A verbatim reproduction of the following listing is required; omit the pictures.

---

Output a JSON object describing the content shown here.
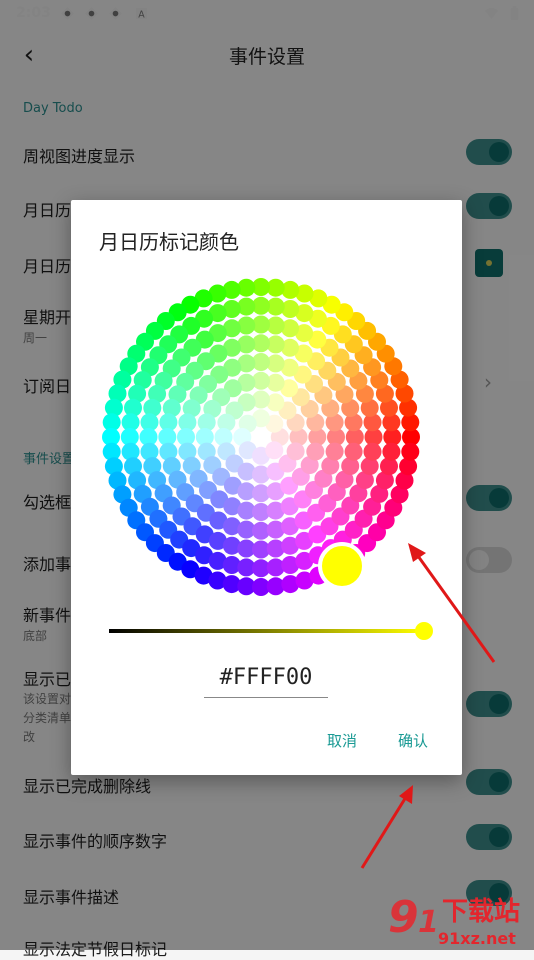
{
  "status_bar": {
    "time": "2:03",
    "icons": [
      "app-notification-icon",
      "app-notification-icon",
      "app-notification-icon",
      "text-notification-icon",
      "wifi-icon",
      "battery-icon"
    ]
  },
  "app_bar": {
    "back_icon": "back-arrow-icon",
    "title": "事件设置"
  },
  "sections": [
    {
      "header": "Day Todo"
    },
    {
      "header": "事件设置"
    }
  ],
  "settings": [
    {
      "label": "周视图进度显示",
      "control": "toggle",
      "on": true
    },
    {
      "label": "月日历",
      "control": "toggle",
      "on": true
    },
    {
      "label": "月日历",
      "control": "swatch"
    },
    {
      "label": "星期开",
      "sub": "周一"
    },
    {
      "label": "订阅日",
      "control": "chevron"
    },
    {
      "label": "勾选框",
      "control": "toggle",
      "on": true
    },
    {
      "label": "添加事",
      "control": "toggle",
      "on": false
    },
    {
      "label": "新事件",
      "sub": "底部"
    },
    {
      "label": "显示已",
      "sub_lines": [
        "该设置对",
        "分类清单",
        "改"
      ],
      "control": "toggle",
      "on": true
    },
    {
      "label": "显示已完成删除线",
      "control": "toggle",
      "on": true
    },
    {
      "label": "显示事件的顺序数字",
      "control": "toggle",
      "on": true
    },
    {
      "label": "显示事件描述",
      "control": "toggle",
      "on": true
    },
    {
      "label": "显示法定节假日标记"
    }
  ],
  "dialog": {
    "title": "月日历标记颜色",
    "selected_color": "#FFFF00",
    "hex_value": "#FFFF00",
    "lightness": 1.0,
    "cancel_label": "取消",
    "confirm_label": "确认"
  },
  "watermark": {
    "text": "91xz.net",
    "brand": "下载站"
  },
  "colors": {
    "accent": "#1a9a94",
    "toggle_on": "#3c8d8b"
  }
}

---

RESULT OF THE TASK ::
Output a JSON object describing the content shown here.
{
  "status_bar": {
    "time": "2:03",
    "icons": [
      "app-notification-icon",
      "app-notification-icon",
      "app-notification-icon",
      "text-notification-icon",
      "wifi-icon",
      "battery-icon"
    ]
  },
  "app_bar": {
    "back_icon": "back-arrow-icon",
    "title": "事件设置"
  },
  "sections": [
    {
      "header": "Day Todo"
    },
    {
      "header": "事件设置"
    }
  ],
  "settings": [
    {
      "label": "周视图进度显示",
      "control": "toggle",
      "on": true
    },
    {
      "label": "月日历",
      "control": "toggle",
      "on": true
    },
    {
      "label": "月日历",
      "control": "swatch"
    },
    {
      "label": "星期开",
      "sub": "周一"
    },
    {
      "label": "订阅日",
      "control": "chevron"
    },
    {
      "label": "勾选框",
      "control": "toggle",
      "on": true
    },
    {
      "label": "添加事",
      "control": "toggle",
      "on": false
    },
    {
      "label": "新事件",
      "sub": "底部"
    },
    {
      "label": "显示已",
      "sub_lines": [
        "该设置对",
        "分类清单",
        "改"
      ],
      "control": "toggle",
      "on": true
    },
    {
      "label": "显示已完成删除线",
      "control": "toggle",
      "on": true
    },
    {
      "label": "显示事件的顺序数字",
      "control": "toggle",
      "on": true
    },
    {
      "label": "显示事件描述",
      "control": "toggle",
      "on": true
    },
    {
      "label": "显示法定节假日标记"
    }
  ],
  "dialog": {
    "title": "月日历标记颜色",
    "selected_color": "#FFFF00",
    "hex_value": "#FFFF00",
    "lightness": 1.0,
    "cancel_label": "取消",
    "confirm_label": "确认"
  },
  "watermark": {
    "text": "91xz.net",
    "brand": "下载站"
  },
  "colors": {
    "accent": "#1a9a94",
    "toggle_on": "#3c8d8b"
  }
}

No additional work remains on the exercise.